Is there any reason why my cat would eat sand from her litterbox? Of course, since I noticed this happening, I now monitor her when she is in the litterbox to keep her from eating litter.
I’ve recently noticed that she sits on the litter and stays there for some time, as if she were about to evacuate. However, sometimes nothing happens, and that worries me. She is 10 years old and is fighting against a recurring fibrosarcoma.
Eating clay cat litter is uncommon, but it can be a sign of anemia. In the past four years, I’ve treated two patients for severe anemia that had, as one of their primary clinical signs, ingested cat litter. In one case, the anemia was treated successfully. The owner switched from clay litter to a wheat-based litter. The cat’s condition relapsed, and the anemia returned. When that happened, the cat began to lick the silverware.
As you can see, cats can show unusual ingestive behavior when they are anemic. I recommend your cat checked for anemia as soon as possible, especially since your cat is valiantly battling cancer. Cancer is a major cause of anemia in cats. As for the straining in the litterbox, I can’t tell, based on your description, if she’s straining to urinate or to defecate.
Straining to defecate would suggest a constipation problem, and she may need to change diets or be given stool softeners. If it seems to be a constipation problem, your vet can discuss various constipation treatments. Straining to urinate could be secondary to a urinary tract infection, crystals in her urine, a bladder stone or interstitial cystitis.
Ask your veterinarian to check this out when testing for anemia.

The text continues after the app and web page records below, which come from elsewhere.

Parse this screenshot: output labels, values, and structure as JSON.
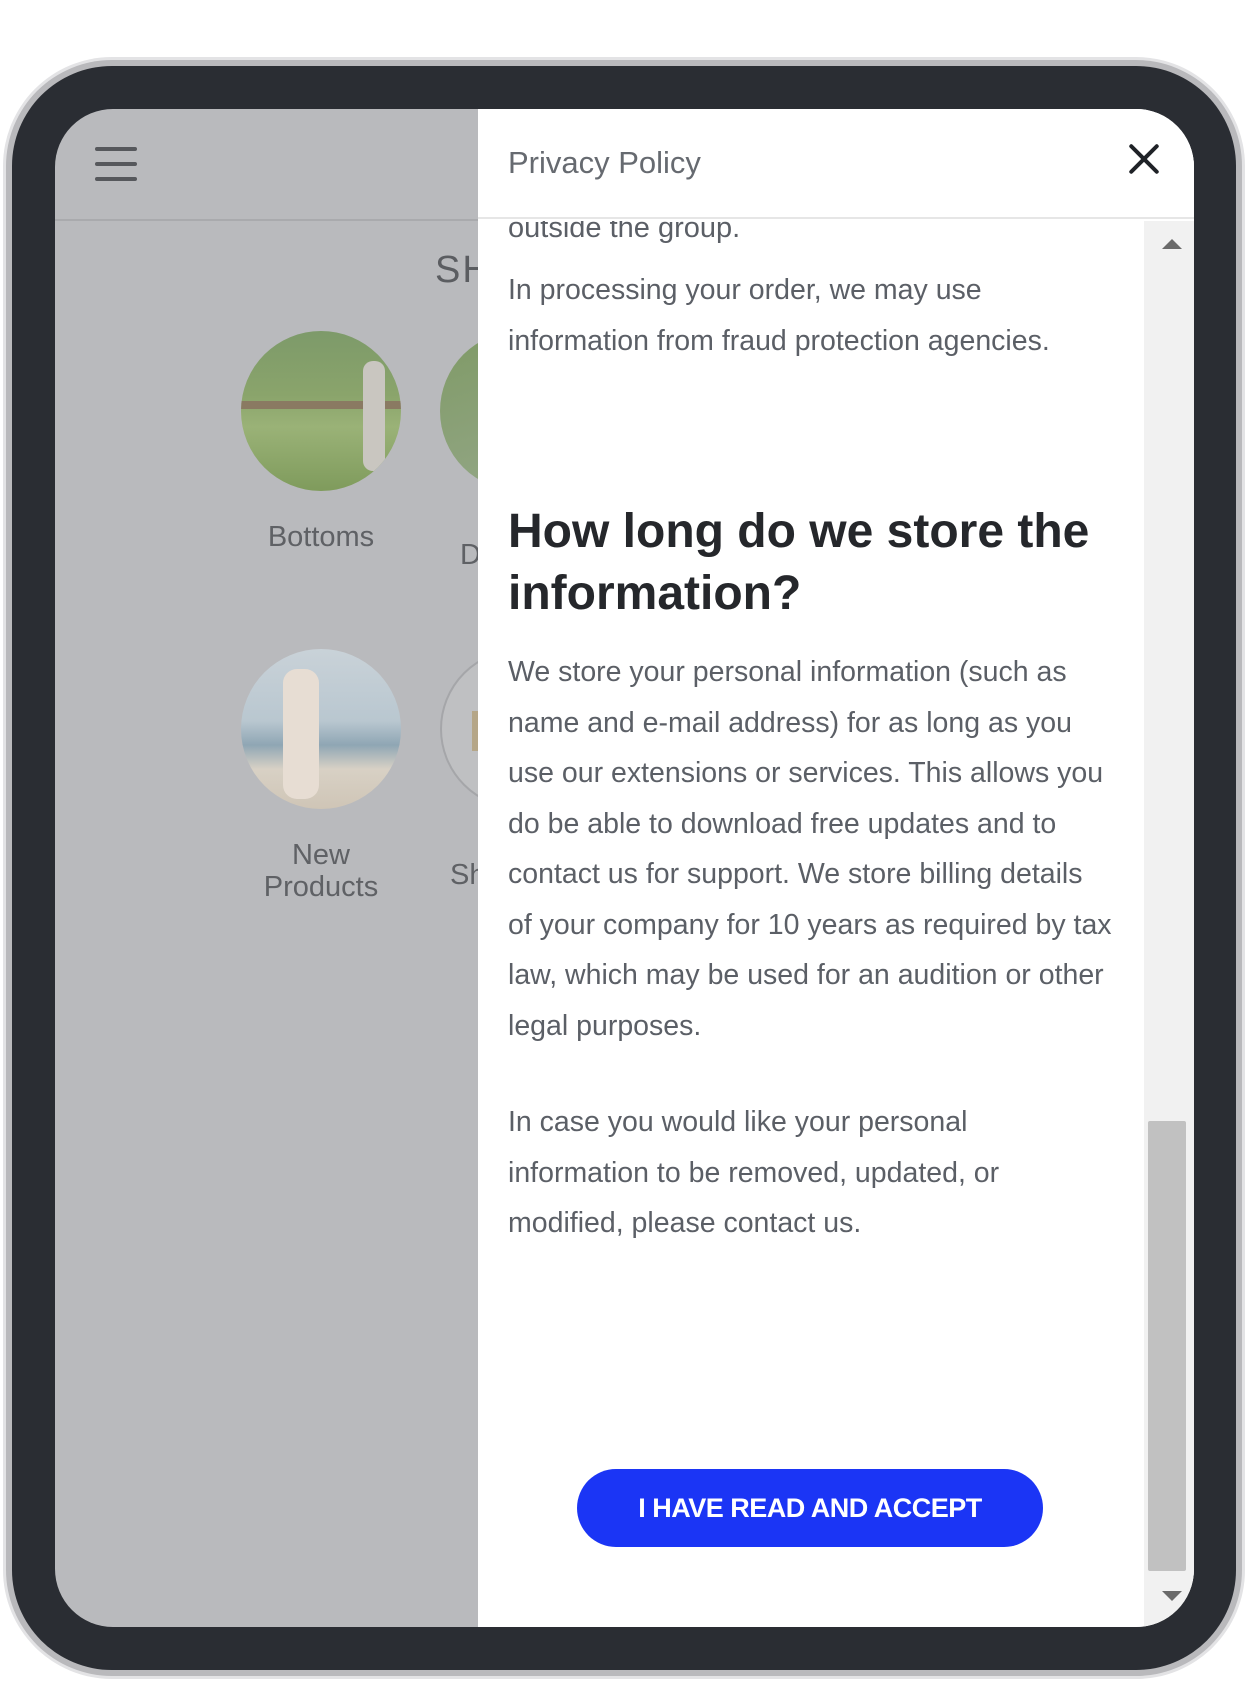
{
  "background_app": {
    "title": "SH",
    "categories": [
      {
        "label": "Bottoms"
      },
      {
        "label": "New\nProducts"
      }
    ],
    "partial_labels": [
      "D",
      "Sh"
    ]
  },
  "modal": {
    "title": "Privacy Policy",
    "cut_off_text": "outside the group.",
    "paragraph_1": "In processing your order, we may use information from fraud protection agencies.",
    "heading": "How long do we store the information?",
    "paragraph_2": "We store your personal information (such as name and e-mail address) for as long as you use our extensions or services. This allows you do be able to download free updates and to contact us for support. We store billing details of your company for 10 years as required by tax law, which may be used for an audition or other legal purposes.",
    "paragraph_3": "In case you would like your personal information to be removed, updated, or modified, please contact us.",
    "accept_button": "I HAVE READ AND ACCEPT"
  },
  "colors": {
    "accent": "#1b35f5",
    "overlay": "#b9babd",
    "device_frame": "#2a2d33"
  }
}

If it seems to be a urinary issue, a urinalysis, urine culture and bladder X-ray may be necessary to discern which lower urinary tract disorder is responsible for her clinical signs.